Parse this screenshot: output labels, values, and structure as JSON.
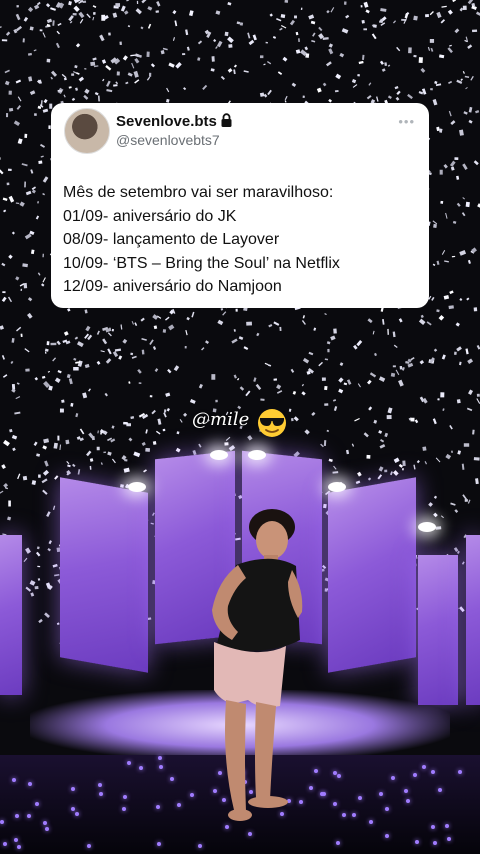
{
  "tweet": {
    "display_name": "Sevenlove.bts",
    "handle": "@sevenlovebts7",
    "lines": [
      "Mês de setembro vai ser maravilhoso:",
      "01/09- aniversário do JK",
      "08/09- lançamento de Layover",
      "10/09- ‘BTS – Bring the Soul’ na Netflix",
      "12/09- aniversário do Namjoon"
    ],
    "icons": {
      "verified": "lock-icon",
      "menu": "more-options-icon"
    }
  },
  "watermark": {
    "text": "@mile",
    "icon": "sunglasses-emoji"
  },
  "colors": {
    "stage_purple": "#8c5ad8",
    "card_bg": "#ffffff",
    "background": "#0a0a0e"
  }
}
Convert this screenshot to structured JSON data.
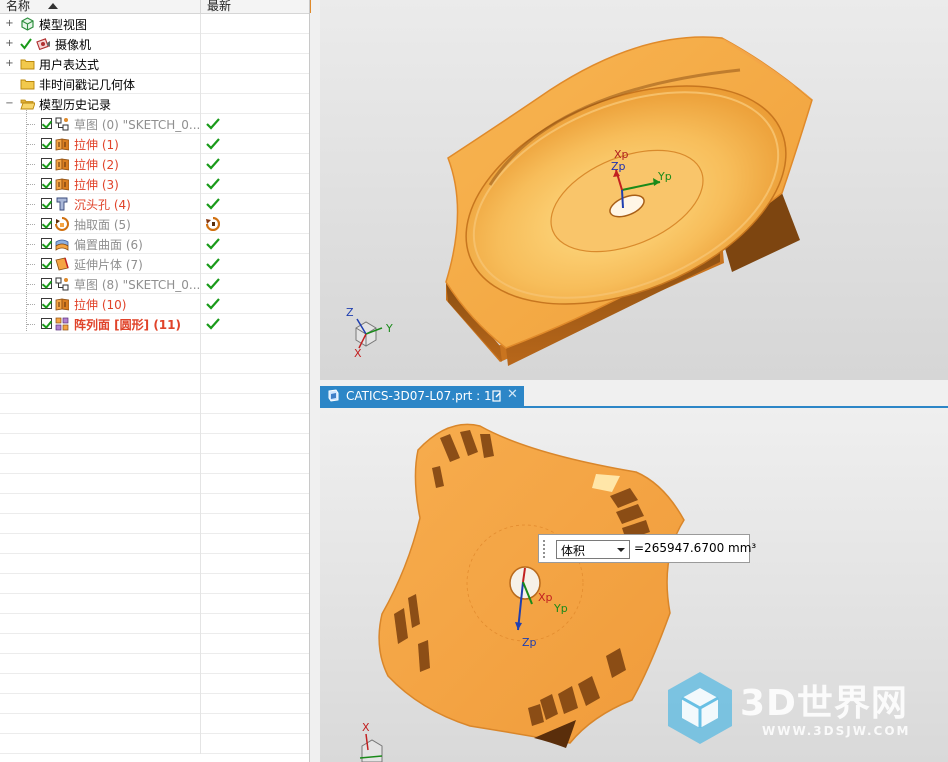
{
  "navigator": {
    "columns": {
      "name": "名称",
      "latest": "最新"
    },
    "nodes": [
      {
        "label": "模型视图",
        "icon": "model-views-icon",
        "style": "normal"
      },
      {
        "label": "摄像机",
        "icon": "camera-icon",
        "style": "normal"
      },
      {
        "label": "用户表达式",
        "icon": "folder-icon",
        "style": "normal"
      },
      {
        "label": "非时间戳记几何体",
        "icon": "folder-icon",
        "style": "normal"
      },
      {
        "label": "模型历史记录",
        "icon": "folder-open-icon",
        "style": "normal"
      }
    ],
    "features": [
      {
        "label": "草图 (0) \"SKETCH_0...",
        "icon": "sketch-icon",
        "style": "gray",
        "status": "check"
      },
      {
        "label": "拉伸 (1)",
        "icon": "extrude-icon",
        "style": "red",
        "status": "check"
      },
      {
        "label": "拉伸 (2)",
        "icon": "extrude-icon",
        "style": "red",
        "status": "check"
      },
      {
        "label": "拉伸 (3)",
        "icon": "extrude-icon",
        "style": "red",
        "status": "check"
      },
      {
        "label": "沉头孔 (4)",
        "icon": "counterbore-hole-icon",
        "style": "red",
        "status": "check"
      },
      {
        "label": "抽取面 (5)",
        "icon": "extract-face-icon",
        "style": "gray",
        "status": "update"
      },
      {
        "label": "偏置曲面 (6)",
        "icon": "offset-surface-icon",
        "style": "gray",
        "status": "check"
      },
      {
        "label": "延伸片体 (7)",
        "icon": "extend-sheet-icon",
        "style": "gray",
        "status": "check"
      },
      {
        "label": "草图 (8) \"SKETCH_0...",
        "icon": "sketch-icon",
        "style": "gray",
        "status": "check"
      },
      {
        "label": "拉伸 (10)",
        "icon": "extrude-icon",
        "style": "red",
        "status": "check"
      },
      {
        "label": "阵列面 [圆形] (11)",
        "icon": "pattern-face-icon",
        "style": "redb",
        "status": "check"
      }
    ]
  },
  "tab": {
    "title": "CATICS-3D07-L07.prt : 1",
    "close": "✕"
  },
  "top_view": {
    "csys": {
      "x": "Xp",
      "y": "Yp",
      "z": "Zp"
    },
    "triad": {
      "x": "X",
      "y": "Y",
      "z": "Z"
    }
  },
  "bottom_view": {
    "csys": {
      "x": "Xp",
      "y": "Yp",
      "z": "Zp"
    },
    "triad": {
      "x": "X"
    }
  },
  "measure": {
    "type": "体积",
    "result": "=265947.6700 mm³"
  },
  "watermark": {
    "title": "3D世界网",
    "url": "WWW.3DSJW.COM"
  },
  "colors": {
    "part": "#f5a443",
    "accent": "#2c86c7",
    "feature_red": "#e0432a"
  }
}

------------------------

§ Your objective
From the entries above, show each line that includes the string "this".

§ Response
Parse this screenshot: output labels, values, and structure as JSON.
Convert this screenshot to structured JSON data.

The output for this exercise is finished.